(this is the most concise comparison but is a little old, very nicely tabulated)
(a very old comparison to give some prespective)

In a nutshell, both are equally good in the current scenario; though before the 8th release of PostgreSQL,  MySQL held a distinct advantage. Currently PostgreSQL offers a wider range of features and on the whole MySQL is a bit faster. However with every release MySQL is inching towards more features and PostGreSQL towards more speed. MySQL is currently more widespread, perhaps because it is older and is preferred by the widespread PHP community. Another difference is the licensing. Both are open-source but MySQL is under GNU while PostgreSQL is under BSD.  

Monday, December 8, 2008

Using JAXB in a Spring-Maven Environment for WebServices

In a Spring application you can consume a webservice using JaxRpcPortProxyFactorybean or XFireClientFactoryBean (in conjunction with XFire). However, there is another way which can prove to be extremely useful and convenient if you are using Spring and Maven: by using Spring and Maven in conjunction with JAXB. As usual, I will focus on using JAXB and not about JAXB. To learn more about JAXB see:

In this article we will cover
1. Setting up JAXB in Spring environment to generate stubs for the webservice
2. Using it in an external project or the same project.
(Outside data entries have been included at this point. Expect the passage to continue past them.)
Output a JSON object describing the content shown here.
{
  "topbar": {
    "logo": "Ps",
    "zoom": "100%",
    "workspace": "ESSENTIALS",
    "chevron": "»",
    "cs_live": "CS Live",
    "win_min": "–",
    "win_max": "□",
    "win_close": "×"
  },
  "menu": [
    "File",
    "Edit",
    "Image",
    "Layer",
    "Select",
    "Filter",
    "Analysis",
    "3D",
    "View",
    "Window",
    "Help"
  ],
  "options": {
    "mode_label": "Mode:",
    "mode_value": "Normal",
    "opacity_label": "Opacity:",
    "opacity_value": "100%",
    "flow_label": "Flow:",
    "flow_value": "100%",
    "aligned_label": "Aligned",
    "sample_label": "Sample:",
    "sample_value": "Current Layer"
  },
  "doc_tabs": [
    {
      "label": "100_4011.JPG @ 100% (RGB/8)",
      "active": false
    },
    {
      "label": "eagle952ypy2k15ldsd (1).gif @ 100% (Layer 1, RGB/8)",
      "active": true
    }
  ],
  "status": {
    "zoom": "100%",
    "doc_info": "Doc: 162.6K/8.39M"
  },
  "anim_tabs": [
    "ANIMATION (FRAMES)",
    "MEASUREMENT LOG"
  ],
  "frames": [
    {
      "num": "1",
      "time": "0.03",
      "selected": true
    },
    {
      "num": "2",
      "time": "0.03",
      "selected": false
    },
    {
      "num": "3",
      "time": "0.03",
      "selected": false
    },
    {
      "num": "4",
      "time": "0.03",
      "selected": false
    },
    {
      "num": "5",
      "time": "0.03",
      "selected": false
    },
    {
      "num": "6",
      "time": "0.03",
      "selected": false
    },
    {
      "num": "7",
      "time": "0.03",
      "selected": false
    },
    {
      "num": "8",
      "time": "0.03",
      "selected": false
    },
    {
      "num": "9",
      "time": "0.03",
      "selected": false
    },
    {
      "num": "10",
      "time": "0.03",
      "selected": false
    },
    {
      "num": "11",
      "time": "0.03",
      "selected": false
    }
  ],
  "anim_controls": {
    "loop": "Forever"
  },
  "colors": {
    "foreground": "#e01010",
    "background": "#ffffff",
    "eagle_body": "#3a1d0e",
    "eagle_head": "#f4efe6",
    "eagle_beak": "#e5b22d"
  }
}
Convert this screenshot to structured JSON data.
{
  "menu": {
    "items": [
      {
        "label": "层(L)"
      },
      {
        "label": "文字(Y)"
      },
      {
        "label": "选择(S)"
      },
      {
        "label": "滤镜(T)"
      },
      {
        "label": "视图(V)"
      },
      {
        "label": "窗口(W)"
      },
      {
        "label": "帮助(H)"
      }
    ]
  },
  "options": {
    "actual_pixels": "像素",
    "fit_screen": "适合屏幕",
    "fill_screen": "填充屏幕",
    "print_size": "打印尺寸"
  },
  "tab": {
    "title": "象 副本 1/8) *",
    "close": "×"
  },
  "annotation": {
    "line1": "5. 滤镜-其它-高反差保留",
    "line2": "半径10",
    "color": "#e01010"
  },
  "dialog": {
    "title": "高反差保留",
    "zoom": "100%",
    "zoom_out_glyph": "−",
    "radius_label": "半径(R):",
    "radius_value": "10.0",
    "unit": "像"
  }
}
As per the default maven build structure, you need to make a package called "wsdl" under src/main and place a copy of wsdl of the webservice you wish to use. Then configure your pom file with the right dependencies:

Two things that you should notice in the pom besides JAXB dependencies are the build plugins maven-source-plugin and maven-jaxb2-plugin. They will generate stubs for your webservice in the "target" directory under "generated-sources" when you compile the project/ generate resources using maven. After that your webservice should be ready to used. Almost :D.
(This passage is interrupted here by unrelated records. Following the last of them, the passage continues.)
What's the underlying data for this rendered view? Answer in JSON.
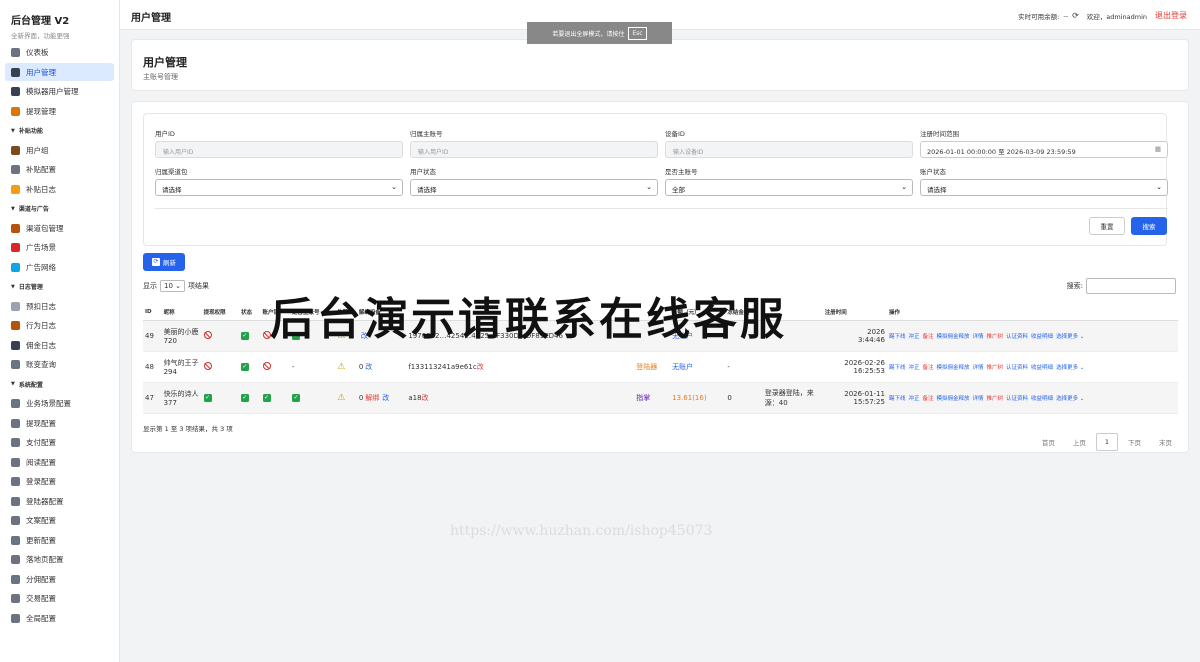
{
  "brand": {
    "title": "后台管理 V2",
    "subtitle": "全新界面，功能更强"
  },
  "sidebar": {
    "items": [
      {
        "label": "仪表板",
        "icon": "dashboard-icon",
        "color": "#6b7280",
        "type": "item"
      },
      {
        "label": "用户管理",
        "icon": "user-icon",
        "color": "#374151",
        "type": "item",
        "active": true
      },
      {
        "label": "模拟器用户管理",
        "icon": "emulator-user-icon",
        "color": "#374151",
        "type": "item"
      },
      {
        "label": "提现管理",
        "icon": "money-bag-icon",
        "color": "#d97706",
        "type": "item"
      },
      {
        "label": "补贴功能",
        "type": "section"
      },
      {
        "label": "用户组",
        "icon": "group-icon",
        "color": "#7c4a1e",
        "type": "item"
      },
      {
        "label": "补贴配置",
        "icon": "gear-icon",
        "color": "#6b7280",
        "type": "item"
      },
      {
        "label": "补贴日志",
        "icon": "gift-icon",
        "color": "#f59e0b",
        "type": "item"
      },
      {
        "label": "渠道与广告",
        "type": "section"
      },
      {
        "label": "渠道包管理",
        "icon": "package-icon",
        "color": "#b45309",
        "type": "item"
      },
      {
        "label": "广告场景",
        "icon": "target-icon",
        "color": "#dc2626",
        "type": "item"
      },
      {
        "label": "广告网络",
        "icon": "globe-icon",
        "color": "#0ea5e9",
        "type": "item"
      },
      {
        "label": "日志管理",
        "type": "section"
      },
      {
        "label": "预扣日志",
        "icon": "memo-icon",
        "color": "#9ca3af",
        "type": "item"
      },
      {
        "label": "行为日志",
        "icon": "scroll-icon",
        "color": "#b45309",
        "type": "item"
      },
      {
        "label": "佣金日志",
        "icon": "diamond-icon",
        "color": "#374151",
        "type": "item"
      },
      {
        "label": "账变查询",
        "icon": "chart-icon",
        "color": "#6b7280",
        "type": "item"
      },
      {
        "label": "系统配置",
        "type": "section"
      },
      {
        "label": "业务场景配置",
        "icon": "gear-icon",
        "color": "#6b7280",
        "type": "item"
      },
      {
        "label": "提现配置",
        "icon": "gear-icon",
        "color": "#6b7280",
        "type": "item"
      },
      {
        "label": "支付配置",
        "icon": "gear-icon",
        "color": "#6b7280",
        "type": "item"
      },
      {
        "label": "阅读配置",
        "icon": "gear-icon",
        "color": "#6b7280",
        "type": "item"
      },
      {
        "label": "登录配置",
        "icon": "gear-icon",
        "color": "#6b7280",
        "type": "item"
      },
      {
        "label": "登陆器配置",
        "icon": "gear-icon",
        "color": "#6b7280",
        "type": "item"
      },
      {
        "label": "文案配置",
        "icon": "gear-icon",
        "color": "#6b7280",
        "type": "item"
      },
      {
        "label": "更新配置",
        "icon": "gear-icon",
        "color": "#6b7280",
        "type": "item"
      },
      {
        "label": "落地页配置",
        "icon": "gear-icon",
        "color": "#6b7280",
        "type": "item"
      },
      {
        "label": "分佣配置",
        "icon": "gear-icon",
        "color": "#6b7280",
        "type": "item"
      },
      {
        "label": "交易配置",
        "icon": "gear-icon",
        "color": "#6b7280",
        "type": "item"
      },
      {
        "label": "全局配置",
        "icon": "gear-icon",
        "color": "#6b7280",
        "type": "item"
      }
    ]
  },
  "topbar": {
    "title": "用户管理",
    "balance_label": "实时可用余额:",
    "balance_value": "--",
    "welcome": "欢迎，adminadmin",
    "logout": "退出登录"
  },
  "toast": {
    "text": "若要退出全屏模式，请按住",
    "key": "Esc"
  },
  "header": {
    "title": "用户管理",
    "subtitle": "主账号管理"
  },
  "filters": {
    "user_id": {
      "label": "用户ID",
      "placeholder": "输入用户ID"
    },
    "main_account": {
      "label": "归属主账号",
      "placeholder": "输入用户ID"
    },
    "device_id": {
      "label": "设备ID",
      "placeholder": "输入设备ID"
    },
    "reg_time": {
      "label": "注册时间范围",
      "value": "2026-01-01 00:00:00 至 2026-03-09 23:59:59"
    },
    "channel": {
      "label": "归属渠道包",
      "value": "请选择"
    },
    "user_status": {
      "label": "用户状态",
      "value": "请选择"
    },
    "is_main": {
      "label": "是否主账号",
      "value": "全部"
    },
    "account_status": {
      "label": "账户状态",
      "value": "请选择"
    },
    "reset": "重置",
    "search": "搜索"
  },
  "toolbar": {
    "refresh": "刷新",
    "show": "显示",
    "page_size": "10",
    "entries": "项结果",
    "search_label": "搜索:"
  },
  "table": {
    "headers": [
      "ID",
      "昵称",
      "提现权限",
      "状态",
      "账户锁",
      "是否主账号",
      "告警",
      "解绑设备",
      "",
      "",
      "余额（元）",
      "冻结金额",
      "",
      "注册时间",
      "操作"
    ],
    "rows": [
      {
        "id": "49",
        "nickname": "美丽的小鹿720",
        "perm": "ban",
        "status": "check",
        "lock": "ban",
        "main": "check",
        "warn": "⚠",
        "unbind_count": "",
        "unbind_op": "改",
        "device": "1970E02…4254…4525…F330D…DF89ED46",
        "device_tag": "",
        "type": "",
        "balance": "无账户",
        "frozen": "",
        "note": "",
        "reg_date": "2026",
        "reg_time": "3:44:46",
        "ops": [
          "踢下线",
          "冲正",
          "备注",
          "模拟佣金释放",
          "详情",
          "推广树",
          "认证资料",
          "收益明细",
          "选择更多 ⌄"
        ]
      },
      {
        "id": "48",
        "nickname": "帅气的王子294",
        "perm": "ban",
        "status": "check",
        "lock": "ban",
        "main": "-",
        "warn": "⚠",
        "unbind_count": "0",
        "unbind_op": "改",
        "device": "f133113241a9e61c",
        "device_tag": "改",
        "type": "登陆器",
        "balance": "无账户",
        "frozen": "-",
        "note": "",
        "reg_date": "2026-02-26",
        "reg_time": "16:25:53",
        "ops": [
          "踢下线",
          "冲正",
          "备注",
          "模拟佣金释放",
          "详情",
          "推广树",
          "认证资料",
          "收益明细",
          "选择更多 ⌄"
        ]
      },
      {
        "id": "47",
        "nickname": "快乐的诗人377",
        "perm": "check",
        "status": "check",
        "lock": "check",
        "main": "check",
        "warn": "⚠",
        "unbind_count": "0",
        "unbind_op": "解绑",
        "unbind_op2": "改",
        "device": "a18",
        "device_tag": "改",
        "type": "指掌",
        "balance": "13.61(16)",
        "frozen": "0",
        "note": "登录器登陆，来源：40",
        "reg_date": "2026-01-11",
        "reg_time": "15:57:25",
        "ops": [
          "踢下线",
          "冲正",
          "备注",
          "模拟佣金释放",
          "详情",
          "推广树",
          "认证资料",
          "收益明细",
          "选择更多 ⌄"
        ]
      }
    ]
  },
  "footer": {
    "summary": "显示第 1 至 3 项结果，共 3 项"
  },
  "pager": {
    "first": "首页",
    "prev": "上页",
    "current": "1",
    "next": "下页",
    "last": "末页"
  },
  "watermark": {
    "main": "后台演示请联系在线客服",
    "url": "https://www.huzhan.com/ishop45073"
  }
}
The generated source will contain stubs that correspond to exposed functions, responses and the various objects used. The name of the stubs will correspond to name in wsdl. In the same project you can use it by importing stubs from the package specified in com.saveenkumar.myApp.someWebService.types For an external project, you just need to import the project as a dependency.

Let us now see how to use these stubs. You will be able to use the webservice in your Spring app with the help of You can see the bean config that you can use to inject it here:

Note that the "contextPaths" property of the JAXB marshaller is same as the  property above. If you want to dig still deeper, have a look about using WebServiceTemplate  at:


It may be a good idea to hide the WebServiceTemplate behind a nice interface to abstract away the user from the generated JAXB classes.

The generated classes will always have a class called "ObjectFactory". There will also be objects corresponding to every operation, every response and every object used in these transactions. Let us say our webservice exposes the following operations:

List getAllStockInfo();
List getStocksByVolatilityRange(float low, float high);
StockInfo getStockInfo(String ticker);

May generate following objects:


Let us say we want to use GetStockInfo. The code would look something like:

I would also recommend using SoapUI to test your webservices. 

Tuesday, December 2, 2008

@Resource and @Autowired

In September I wrote an article on using @Autowired for testing RMI services in Spring. Recently when trying to test a webservice consumer, I ran into trouble with @Autowired. Instead using @Resource (javax.annotation.Resource in Java 1.6) seemed to work fine. Digging I found this article in Spring forum:

which pointed to this in spring reference:

Seems the two are pretty similar. Using 
@Qualifier (org.springframework.beans.factory.annotation.Qualifier) with @Autowired solved the problem and in the end I could use either.